What you should do - Each entry must be reproduced precisely as it stands.

== Available data

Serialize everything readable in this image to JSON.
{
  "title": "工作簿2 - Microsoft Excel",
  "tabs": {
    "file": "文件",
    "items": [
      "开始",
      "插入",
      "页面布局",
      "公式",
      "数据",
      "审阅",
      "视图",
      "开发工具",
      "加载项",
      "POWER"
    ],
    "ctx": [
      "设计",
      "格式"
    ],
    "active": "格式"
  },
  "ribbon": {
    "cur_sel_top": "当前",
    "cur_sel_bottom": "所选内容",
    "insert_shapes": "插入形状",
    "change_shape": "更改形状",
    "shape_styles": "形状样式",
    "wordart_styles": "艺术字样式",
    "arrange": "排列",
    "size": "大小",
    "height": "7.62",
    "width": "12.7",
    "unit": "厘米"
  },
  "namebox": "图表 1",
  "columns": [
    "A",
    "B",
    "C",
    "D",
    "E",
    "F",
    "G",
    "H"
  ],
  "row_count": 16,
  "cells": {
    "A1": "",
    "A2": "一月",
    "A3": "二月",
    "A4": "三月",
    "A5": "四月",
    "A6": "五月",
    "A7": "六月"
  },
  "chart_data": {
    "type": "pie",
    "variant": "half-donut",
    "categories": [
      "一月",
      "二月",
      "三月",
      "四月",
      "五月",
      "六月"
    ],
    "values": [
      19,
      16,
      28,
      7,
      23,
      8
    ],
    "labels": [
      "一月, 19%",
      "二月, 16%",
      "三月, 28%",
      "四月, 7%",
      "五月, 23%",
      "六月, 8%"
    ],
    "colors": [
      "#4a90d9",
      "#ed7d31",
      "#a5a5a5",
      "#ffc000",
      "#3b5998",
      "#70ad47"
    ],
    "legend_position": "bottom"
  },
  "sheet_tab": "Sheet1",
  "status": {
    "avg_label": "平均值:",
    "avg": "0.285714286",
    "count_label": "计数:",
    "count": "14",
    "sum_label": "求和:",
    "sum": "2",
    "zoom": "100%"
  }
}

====

Task response -
Serialize everything readable in this image to JSON.
{
  "title": "工作簿2 - Microsoft Excel",
  "tabs": {
    "file": "文件",
    "items": [
      "开始",
      "插入",
      "页面布局",
      "公式",
      "数据",
      "审阅",
      "视图",
      "开发工具",
      "加载项",
      "POWER"
    ],
    "ctx": [
      "设计",
      "格式"
    ],
    "active": "格式"
  },
  "ribbon": {
    "cur_sel_top": "当前",
    "cur_sel_bottom": "所选内容",
    "insert_shapes": "插入形状",
    "change_shape": "更改形状",
    "shape_styles": "形状样式",
    "wordart_styles": "艺术字样式",
    "arrange": "排列",
    "size": "大小",
    "height": "7.62",
    "width": "12.7",
    "unit": "厘米"
  },
  "namebox": "图表 1",
  "columns": [
    "A",
    "B",
    "C",
    "D",
    "E",
    "F",
    "G",
    "H"
  ],
  "row_count": 16,
  "cells": {
    "A1": "",
    "A2": "一月",
    "A3": "二月",
    "A4": "三月",
    "A5": "四月",
    "A6": "五月",
    "A7": "六月"
  },
  "chart_data": {
    "type": "pie",
    "variant": "half-donut",
    "categories": [
      "一月",
      "二月",
      "三月",
      "四月",
      "五月",
      "六月"
    ],
    "values": [
      19,
      16,
      28,
      7,
      23,
      8
    ],
    "labels": [
      "一月, 19%",
      "二月, 16%",
      "三月, 28%",
      "四月, 7%",
      "五月, 23%",
      "六月, 8%"
    ],
    "colors": [
      "#4a90d9",
      "#ed7d31",
      "#a5a5a5",
      "#ffc000",
      "#3b5998",
      "#70ad47"
    ],
    "legend_position": "bottom"
  },
  "sheet_tab": "Sheet1",
  "status": {
    "avg_label": "平均值:",
    "avg": "0.285714286",
    "count_label": "计数:",
    "count": "14",
    "sum_label": "求和:",
    "sum": "2",
    "zoom": "100%"
  }
}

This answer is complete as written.